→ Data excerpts
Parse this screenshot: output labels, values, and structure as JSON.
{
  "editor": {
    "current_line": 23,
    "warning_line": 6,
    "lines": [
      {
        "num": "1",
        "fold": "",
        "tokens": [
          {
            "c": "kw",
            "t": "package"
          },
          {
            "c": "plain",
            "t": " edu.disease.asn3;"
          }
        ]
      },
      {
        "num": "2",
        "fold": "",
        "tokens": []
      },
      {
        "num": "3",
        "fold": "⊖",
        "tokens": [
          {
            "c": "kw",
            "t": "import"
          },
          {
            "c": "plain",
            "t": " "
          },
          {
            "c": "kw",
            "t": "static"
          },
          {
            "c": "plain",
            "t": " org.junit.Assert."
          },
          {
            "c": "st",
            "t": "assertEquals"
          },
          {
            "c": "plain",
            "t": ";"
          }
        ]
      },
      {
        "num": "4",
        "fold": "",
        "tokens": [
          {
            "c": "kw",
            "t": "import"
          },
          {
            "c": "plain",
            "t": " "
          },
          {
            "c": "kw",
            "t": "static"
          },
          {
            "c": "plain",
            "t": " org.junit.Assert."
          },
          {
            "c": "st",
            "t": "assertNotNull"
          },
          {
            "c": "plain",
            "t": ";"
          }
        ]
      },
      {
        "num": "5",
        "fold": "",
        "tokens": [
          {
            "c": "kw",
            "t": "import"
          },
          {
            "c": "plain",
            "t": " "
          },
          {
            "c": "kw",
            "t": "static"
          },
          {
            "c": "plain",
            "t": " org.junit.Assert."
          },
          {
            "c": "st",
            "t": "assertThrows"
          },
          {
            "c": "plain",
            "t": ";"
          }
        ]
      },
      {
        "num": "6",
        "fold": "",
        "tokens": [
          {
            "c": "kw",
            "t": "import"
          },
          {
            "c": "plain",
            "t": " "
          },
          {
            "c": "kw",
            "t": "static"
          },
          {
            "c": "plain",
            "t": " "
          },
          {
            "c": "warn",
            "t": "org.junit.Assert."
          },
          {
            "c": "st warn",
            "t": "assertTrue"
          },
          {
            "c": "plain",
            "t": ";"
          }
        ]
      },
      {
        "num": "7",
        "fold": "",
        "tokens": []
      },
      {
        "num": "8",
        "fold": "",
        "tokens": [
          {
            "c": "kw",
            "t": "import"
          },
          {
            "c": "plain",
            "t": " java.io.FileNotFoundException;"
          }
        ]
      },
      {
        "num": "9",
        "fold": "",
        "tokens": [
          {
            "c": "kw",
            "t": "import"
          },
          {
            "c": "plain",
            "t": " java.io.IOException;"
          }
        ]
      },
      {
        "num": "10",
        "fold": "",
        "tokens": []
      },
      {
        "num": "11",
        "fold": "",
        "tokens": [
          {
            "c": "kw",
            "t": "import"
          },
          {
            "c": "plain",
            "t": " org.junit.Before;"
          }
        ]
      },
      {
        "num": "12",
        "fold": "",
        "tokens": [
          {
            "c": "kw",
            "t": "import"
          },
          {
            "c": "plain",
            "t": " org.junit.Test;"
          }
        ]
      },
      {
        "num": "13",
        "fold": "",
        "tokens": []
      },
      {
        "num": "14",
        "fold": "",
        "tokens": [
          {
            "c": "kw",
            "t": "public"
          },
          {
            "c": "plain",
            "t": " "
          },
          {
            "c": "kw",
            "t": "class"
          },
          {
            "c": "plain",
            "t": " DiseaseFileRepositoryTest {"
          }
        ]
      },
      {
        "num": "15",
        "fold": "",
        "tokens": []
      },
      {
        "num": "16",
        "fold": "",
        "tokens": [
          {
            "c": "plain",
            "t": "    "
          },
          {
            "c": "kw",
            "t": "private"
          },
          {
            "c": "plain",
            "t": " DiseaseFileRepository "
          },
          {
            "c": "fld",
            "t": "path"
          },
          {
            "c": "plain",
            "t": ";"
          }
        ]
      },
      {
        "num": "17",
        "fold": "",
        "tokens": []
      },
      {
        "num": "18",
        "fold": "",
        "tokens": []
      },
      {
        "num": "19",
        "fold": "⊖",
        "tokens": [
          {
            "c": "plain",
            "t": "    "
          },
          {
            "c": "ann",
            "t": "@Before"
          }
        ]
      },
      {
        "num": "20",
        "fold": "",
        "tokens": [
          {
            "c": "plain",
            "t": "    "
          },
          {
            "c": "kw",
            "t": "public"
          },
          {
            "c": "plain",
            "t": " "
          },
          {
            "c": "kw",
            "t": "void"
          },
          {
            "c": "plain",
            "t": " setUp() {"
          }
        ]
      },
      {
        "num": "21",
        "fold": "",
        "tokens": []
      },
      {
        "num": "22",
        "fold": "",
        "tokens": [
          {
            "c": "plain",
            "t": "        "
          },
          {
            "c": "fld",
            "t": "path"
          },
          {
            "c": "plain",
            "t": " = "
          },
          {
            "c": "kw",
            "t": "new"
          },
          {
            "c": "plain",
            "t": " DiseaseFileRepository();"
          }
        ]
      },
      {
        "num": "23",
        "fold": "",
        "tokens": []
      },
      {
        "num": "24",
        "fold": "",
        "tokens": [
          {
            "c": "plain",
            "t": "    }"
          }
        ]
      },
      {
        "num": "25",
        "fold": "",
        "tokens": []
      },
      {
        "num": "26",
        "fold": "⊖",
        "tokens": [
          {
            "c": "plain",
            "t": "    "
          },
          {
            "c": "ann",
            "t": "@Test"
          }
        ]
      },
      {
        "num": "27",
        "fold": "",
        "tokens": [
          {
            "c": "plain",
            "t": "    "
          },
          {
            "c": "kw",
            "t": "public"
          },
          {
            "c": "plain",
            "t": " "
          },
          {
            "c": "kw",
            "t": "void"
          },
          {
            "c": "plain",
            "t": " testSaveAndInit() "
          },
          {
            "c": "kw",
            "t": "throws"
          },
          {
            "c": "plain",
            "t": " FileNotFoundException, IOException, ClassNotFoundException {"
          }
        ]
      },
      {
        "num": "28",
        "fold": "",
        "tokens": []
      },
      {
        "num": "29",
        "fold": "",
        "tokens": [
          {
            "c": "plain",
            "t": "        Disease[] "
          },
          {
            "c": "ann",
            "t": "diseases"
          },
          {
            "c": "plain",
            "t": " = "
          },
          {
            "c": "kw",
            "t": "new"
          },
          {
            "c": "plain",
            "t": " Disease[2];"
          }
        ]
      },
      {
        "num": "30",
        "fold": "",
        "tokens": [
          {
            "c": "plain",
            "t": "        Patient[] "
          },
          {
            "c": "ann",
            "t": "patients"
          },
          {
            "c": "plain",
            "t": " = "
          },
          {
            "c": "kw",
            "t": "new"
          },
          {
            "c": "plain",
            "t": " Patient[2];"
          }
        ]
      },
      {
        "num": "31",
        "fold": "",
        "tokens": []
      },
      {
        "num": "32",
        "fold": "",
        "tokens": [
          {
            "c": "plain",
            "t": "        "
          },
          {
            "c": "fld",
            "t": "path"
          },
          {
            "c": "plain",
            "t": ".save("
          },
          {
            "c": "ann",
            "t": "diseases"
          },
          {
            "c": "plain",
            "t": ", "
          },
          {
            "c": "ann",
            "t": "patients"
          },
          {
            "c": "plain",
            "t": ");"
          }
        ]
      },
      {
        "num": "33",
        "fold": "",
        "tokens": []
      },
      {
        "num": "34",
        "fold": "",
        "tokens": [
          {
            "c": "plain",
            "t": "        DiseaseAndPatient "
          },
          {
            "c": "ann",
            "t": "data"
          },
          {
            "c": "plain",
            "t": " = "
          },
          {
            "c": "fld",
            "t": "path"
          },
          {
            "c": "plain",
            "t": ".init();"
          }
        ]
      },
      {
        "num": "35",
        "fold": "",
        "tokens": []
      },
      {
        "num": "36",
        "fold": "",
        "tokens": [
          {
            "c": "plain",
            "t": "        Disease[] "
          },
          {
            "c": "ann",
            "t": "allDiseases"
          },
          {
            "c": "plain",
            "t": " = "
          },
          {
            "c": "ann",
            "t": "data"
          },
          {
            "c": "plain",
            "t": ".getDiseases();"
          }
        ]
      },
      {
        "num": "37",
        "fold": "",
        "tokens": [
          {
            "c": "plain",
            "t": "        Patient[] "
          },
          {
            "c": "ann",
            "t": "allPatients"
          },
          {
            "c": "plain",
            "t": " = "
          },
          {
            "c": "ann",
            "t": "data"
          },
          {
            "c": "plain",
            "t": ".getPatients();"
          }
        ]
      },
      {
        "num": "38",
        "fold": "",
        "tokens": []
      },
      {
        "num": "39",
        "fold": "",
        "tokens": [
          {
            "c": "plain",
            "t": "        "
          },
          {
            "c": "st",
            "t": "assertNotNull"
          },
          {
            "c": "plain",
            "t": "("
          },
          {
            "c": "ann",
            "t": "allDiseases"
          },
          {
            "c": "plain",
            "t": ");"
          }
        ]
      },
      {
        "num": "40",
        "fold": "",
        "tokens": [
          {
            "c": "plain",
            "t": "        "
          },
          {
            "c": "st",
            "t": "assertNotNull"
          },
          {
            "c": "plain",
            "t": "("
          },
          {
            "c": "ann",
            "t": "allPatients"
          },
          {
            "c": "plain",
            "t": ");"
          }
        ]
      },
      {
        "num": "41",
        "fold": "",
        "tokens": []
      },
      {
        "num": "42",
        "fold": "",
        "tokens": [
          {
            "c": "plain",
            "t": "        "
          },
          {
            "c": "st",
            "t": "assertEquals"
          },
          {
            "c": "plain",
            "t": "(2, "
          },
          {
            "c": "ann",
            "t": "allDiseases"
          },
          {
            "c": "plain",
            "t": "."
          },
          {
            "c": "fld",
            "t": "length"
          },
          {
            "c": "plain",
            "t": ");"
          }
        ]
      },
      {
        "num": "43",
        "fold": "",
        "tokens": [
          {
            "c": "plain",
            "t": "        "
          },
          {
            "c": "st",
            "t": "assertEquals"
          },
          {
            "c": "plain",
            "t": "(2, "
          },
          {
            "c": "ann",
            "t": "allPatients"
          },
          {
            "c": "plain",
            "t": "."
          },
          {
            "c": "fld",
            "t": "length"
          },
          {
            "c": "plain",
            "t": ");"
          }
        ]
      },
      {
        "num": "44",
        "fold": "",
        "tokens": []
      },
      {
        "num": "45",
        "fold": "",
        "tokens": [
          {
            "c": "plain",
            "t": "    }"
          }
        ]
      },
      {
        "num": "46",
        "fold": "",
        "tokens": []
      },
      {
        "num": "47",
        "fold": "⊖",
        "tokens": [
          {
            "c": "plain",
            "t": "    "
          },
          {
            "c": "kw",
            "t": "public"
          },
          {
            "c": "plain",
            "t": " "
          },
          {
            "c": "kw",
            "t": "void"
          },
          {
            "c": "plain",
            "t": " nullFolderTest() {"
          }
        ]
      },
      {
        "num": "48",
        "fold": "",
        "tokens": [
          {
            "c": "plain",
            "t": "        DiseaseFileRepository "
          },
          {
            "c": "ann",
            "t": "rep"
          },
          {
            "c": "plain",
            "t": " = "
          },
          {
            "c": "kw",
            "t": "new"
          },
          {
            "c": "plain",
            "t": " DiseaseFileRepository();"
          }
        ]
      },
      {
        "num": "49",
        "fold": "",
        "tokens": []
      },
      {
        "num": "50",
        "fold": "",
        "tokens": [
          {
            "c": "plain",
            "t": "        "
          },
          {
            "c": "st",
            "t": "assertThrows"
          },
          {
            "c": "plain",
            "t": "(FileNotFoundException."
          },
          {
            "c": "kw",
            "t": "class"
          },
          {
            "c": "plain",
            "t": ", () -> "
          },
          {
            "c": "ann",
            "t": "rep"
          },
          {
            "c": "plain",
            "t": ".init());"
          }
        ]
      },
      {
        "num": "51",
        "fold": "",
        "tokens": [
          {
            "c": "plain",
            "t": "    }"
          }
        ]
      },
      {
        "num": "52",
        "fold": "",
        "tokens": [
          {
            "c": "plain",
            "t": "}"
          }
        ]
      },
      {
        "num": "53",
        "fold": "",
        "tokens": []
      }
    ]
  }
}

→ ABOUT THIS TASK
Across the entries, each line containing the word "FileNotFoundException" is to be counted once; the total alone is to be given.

→ EXERCISE RESULT
3